Stocks finished lower last Friday, with the S&P 500 in retreat for a fourth day in the past five sessions. The S&P 500 ended with its worst weekly performance since April. Investors grew increasingly concerned about global growth ahead of the U.K.'s June 23 "Brexit" vote-a referendum vote to leave or stay within the European Union (E.U.). The debate turned violent when a gunman murdered Jo Cox, a British Member of Parliament and supporter of staying in the E.U. On Wednesday, U.S. Federal Reserve policy makers voted to keep interest rates unchanged and slightly reduced their gross domestic product (GDP) forecasts for this year and next. Fed Chair Janet Yellen acknowledged that the upcoming Brexit vote played a role in the Fed's decision to delay a rate hike. Also notable during the week, German 10-year sovereign debt yields turned negative for the first time in history.
For the week, the S&P 500 declined -1.12%; the Dow Jones Industrial Average fell -1.06%; and MSCI EAFE (developed international) lost -2.76%.
What We’re Reading
Brexit Polls Shift to "Remain" -- Bloomberg
Oil Rebounds, Nearing $50/barrel -- Reuters
Fannie Mae's View for Growth -- PRNewswire
Chart of the Week: Retail Sales are Improving; Shopping Trends are Changing
After two soft quarters in monthly retail sales, the U.S. Department of Commerce's survey of retail sales surged 1.3% in April followed by a better than expected 0.5% gain in May. According to Argus Research, April and May retail sales are consistent with 5% or better current dollar growth in Personal Consumer Expenditures (PCE). Argus expects stronger sales growth in the second and third quarters, driven in part by a resurgence in internet spending, which has reached 4 ½ year highs. Specifically, the resurgence in core and control retail sales indicates that total consumer spending and GDP will be stronger in the second and third quarters. These factors could even play an important part in the Federal Open Market Committee (FOMC) policy deliberations regarding the timing of raising interest rates.
Traditional chain and department stores continue to lose market share, if not outright sales. Very few have been able to buck the trend. On the other side, however, non-store (Internet-based) retailers continue to amass sales and market share. As the chart above illustrates, Internet annual sales growth has doubled in the past 6 months, rising at a 17% rate in the past quarter. Core retail sales have bounced back to 5.4% in the 3 months ending in May, up from just 2.3% and 3.3% growth in Q4 2015 and Q1 2016. Core sales exclude auto, gas and building related. Control retail sales, which are Core sales less food services, also rebounded to 5.3% in the May quarter, up from just 1.3% and 2.8% reported growth in the fourth and first quarters, respectively.
Articles chosen and summarized by the Cetera Investment Management team. Cetera Investment Management provides investment management and advisory services to a number of programs sponsored by First Allied Securities and First Allied Advisory Services. Cetera Investment Management individuals who provide investment management services are not associated persons with any broker-dealer.
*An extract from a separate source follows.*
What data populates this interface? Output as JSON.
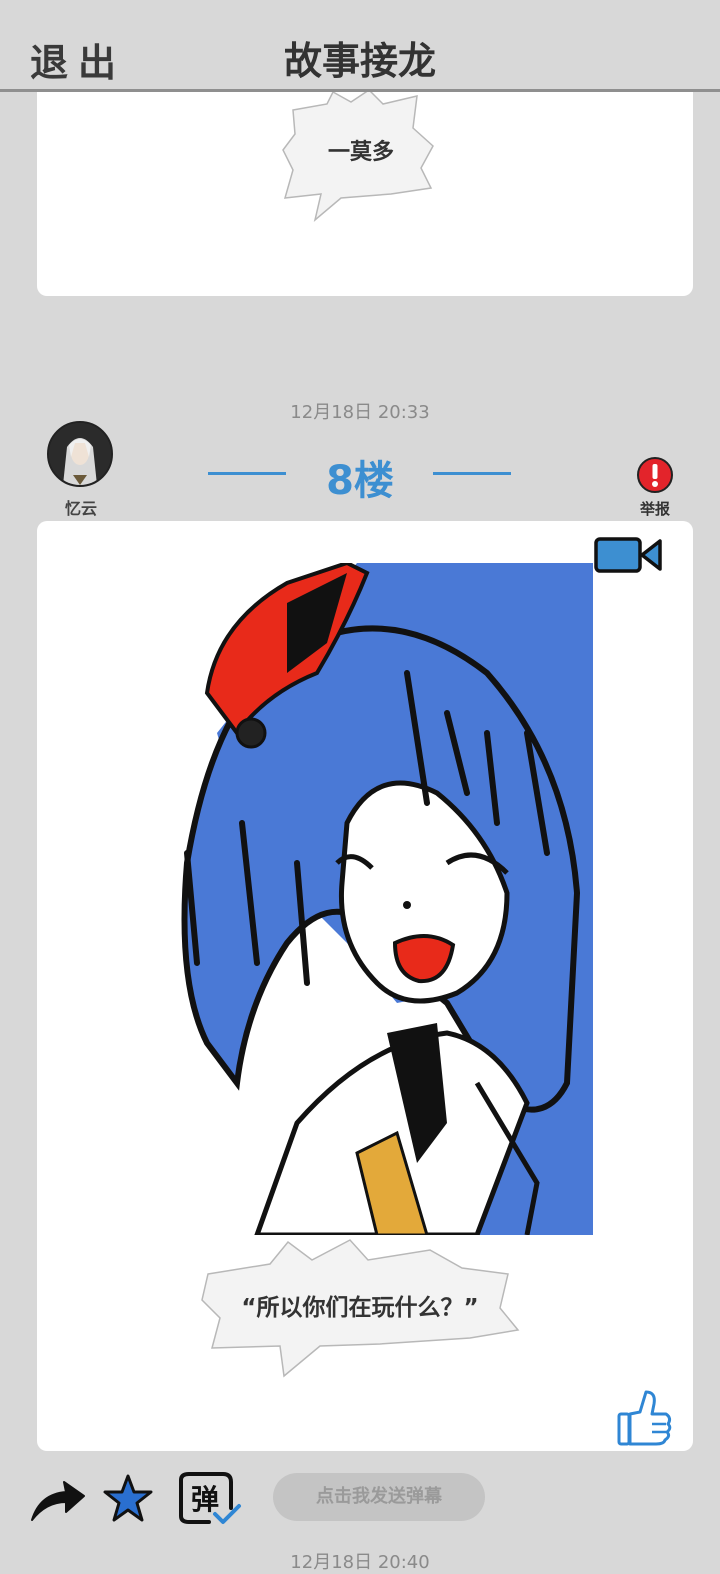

International investing involves additional risk, including currency fluctuations, political or economic conditions affecting the foreign country, and differences in accounting standards and foreign regulations. These risks are magnified in emerging markets. Investing in companies involved in one specified sector may be more risky and volatile than an investment with greater diversification.